___ Records provided ___

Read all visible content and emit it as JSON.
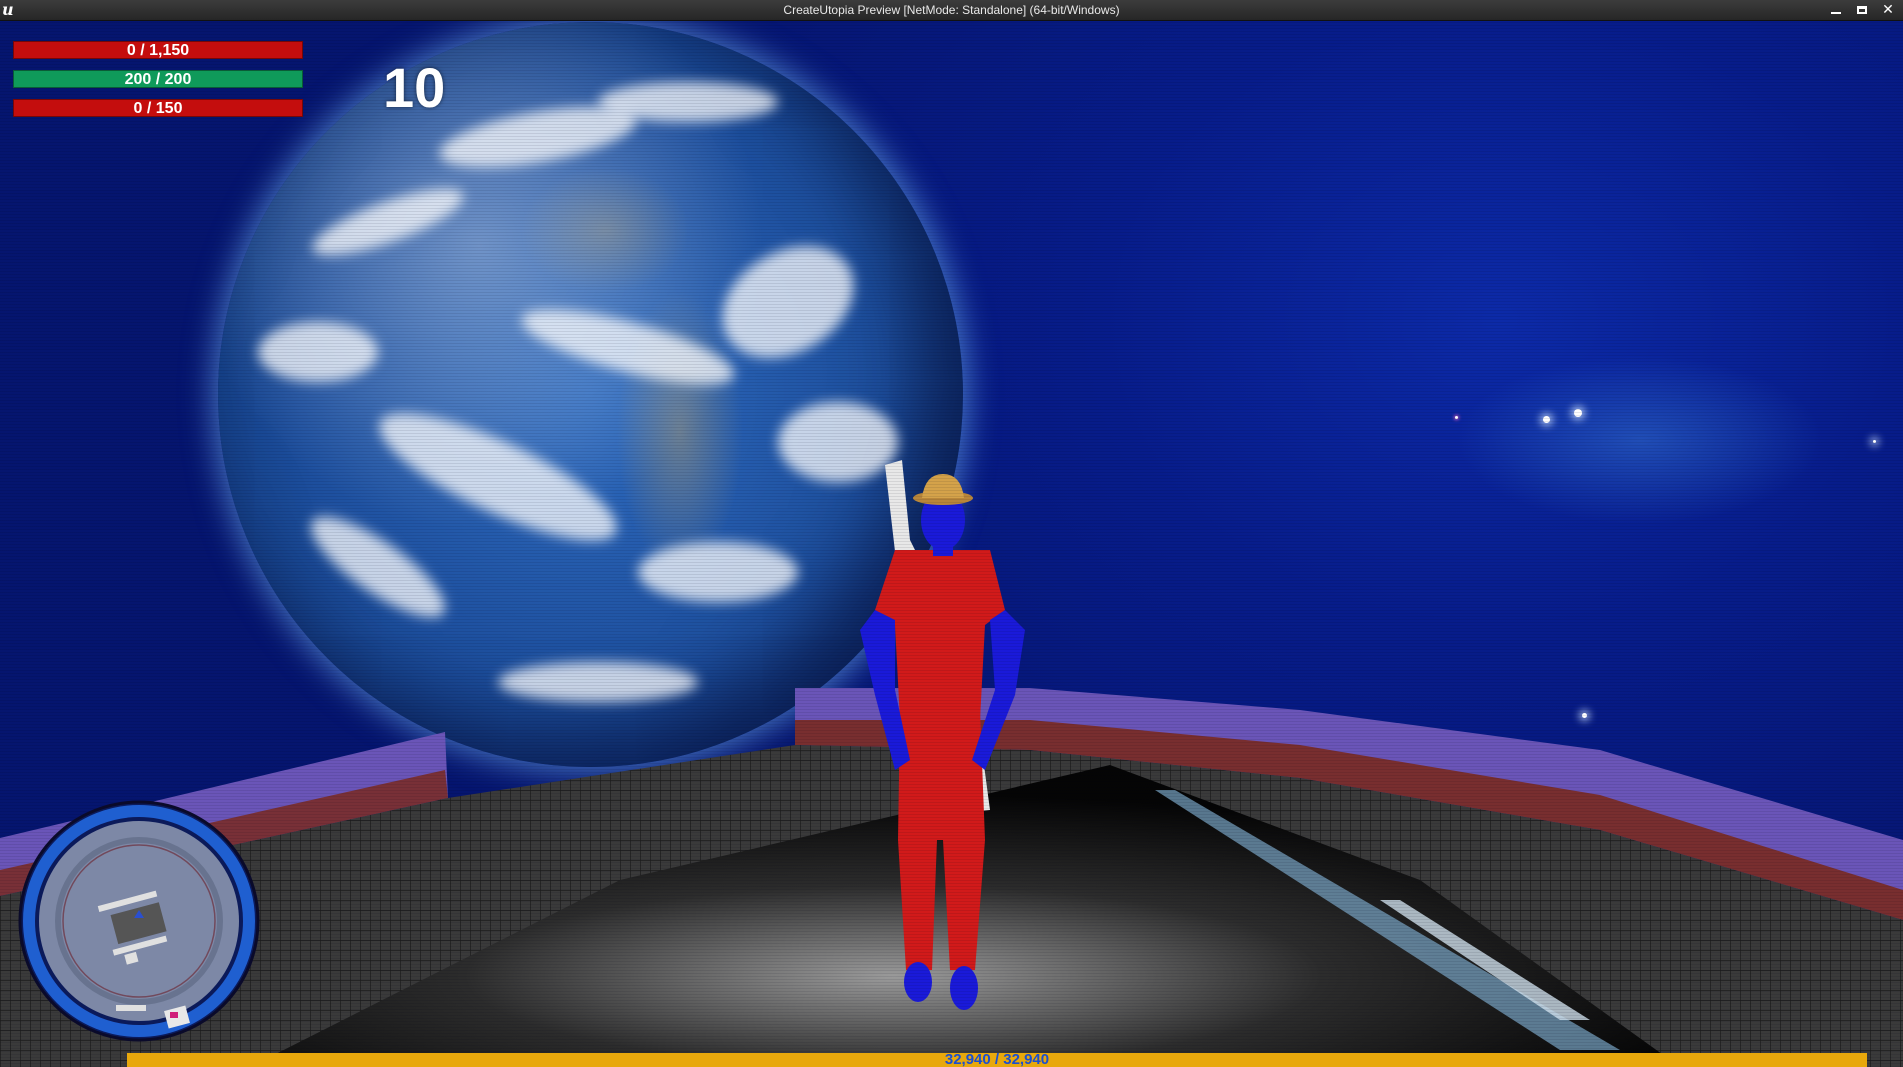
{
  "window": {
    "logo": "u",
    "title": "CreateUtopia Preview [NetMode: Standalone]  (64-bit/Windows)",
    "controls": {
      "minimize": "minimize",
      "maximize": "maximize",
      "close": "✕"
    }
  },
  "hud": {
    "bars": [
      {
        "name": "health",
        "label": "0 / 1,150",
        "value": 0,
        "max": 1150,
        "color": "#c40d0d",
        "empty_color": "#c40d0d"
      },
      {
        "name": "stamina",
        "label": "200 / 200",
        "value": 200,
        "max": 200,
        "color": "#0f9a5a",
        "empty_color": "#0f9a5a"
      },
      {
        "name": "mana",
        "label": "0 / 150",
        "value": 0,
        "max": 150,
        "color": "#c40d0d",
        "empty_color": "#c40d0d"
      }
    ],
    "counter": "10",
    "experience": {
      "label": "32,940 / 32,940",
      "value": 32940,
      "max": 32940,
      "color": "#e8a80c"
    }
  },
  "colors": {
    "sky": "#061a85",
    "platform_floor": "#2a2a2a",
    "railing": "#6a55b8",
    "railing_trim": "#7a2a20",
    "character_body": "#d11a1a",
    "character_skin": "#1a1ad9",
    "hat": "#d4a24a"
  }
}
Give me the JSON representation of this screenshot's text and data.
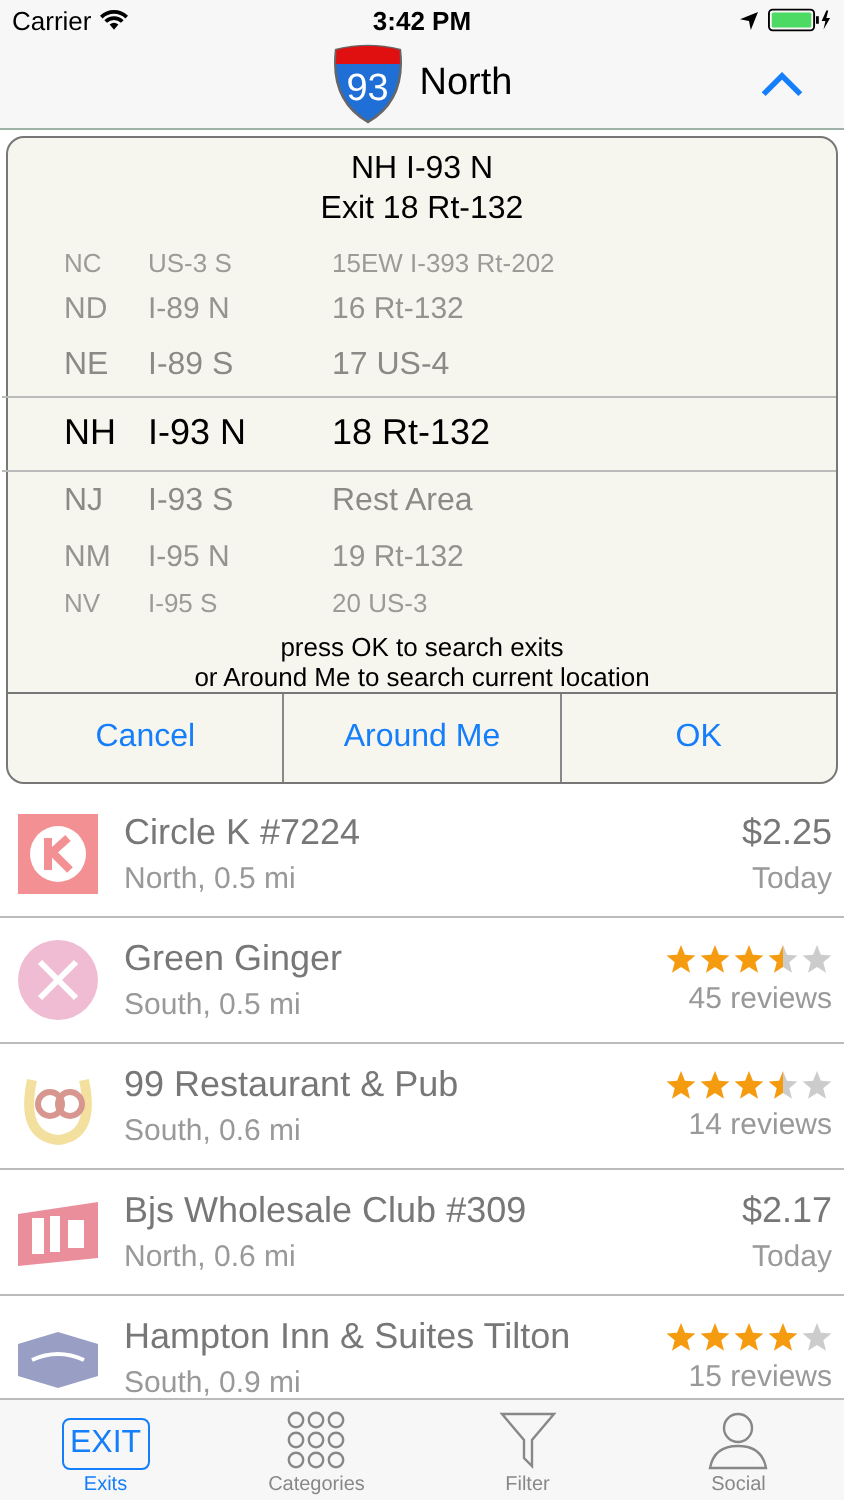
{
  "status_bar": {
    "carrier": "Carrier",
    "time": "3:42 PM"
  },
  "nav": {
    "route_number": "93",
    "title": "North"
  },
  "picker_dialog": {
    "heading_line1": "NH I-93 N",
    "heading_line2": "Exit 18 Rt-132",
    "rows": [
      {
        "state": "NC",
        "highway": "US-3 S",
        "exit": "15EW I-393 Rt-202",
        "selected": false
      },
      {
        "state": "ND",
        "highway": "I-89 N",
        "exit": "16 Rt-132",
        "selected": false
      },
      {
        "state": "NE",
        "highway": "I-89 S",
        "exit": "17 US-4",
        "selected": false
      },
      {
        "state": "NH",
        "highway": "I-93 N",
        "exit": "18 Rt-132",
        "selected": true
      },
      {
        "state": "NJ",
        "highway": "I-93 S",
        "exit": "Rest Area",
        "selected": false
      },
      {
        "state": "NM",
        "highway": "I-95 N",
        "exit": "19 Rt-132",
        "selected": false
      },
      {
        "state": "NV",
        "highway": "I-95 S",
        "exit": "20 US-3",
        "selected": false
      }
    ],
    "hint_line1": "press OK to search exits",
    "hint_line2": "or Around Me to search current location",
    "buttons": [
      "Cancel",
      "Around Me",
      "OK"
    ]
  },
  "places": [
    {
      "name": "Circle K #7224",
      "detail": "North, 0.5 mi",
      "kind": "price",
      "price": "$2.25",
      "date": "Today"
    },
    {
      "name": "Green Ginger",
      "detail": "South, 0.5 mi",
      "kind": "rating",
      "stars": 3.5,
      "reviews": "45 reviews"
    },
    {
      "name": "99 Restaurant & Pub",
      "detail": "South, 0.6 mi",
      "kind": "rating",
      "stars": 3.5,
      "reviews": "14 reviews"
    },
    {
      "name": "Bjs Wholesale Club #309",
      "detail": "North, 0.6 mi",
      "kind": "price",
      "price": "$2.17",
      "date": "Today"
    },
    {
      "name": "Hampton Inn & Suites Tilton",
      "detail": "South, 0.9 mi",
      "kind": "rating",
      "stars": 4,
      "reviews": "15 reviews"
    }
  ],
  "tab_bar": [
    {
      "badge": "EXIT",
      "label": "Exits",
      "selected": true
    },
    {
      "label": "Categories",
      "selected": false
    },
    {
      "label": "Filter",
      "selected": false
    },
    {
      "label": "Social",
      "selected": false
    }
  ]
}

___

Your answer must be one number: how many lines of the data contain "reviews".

3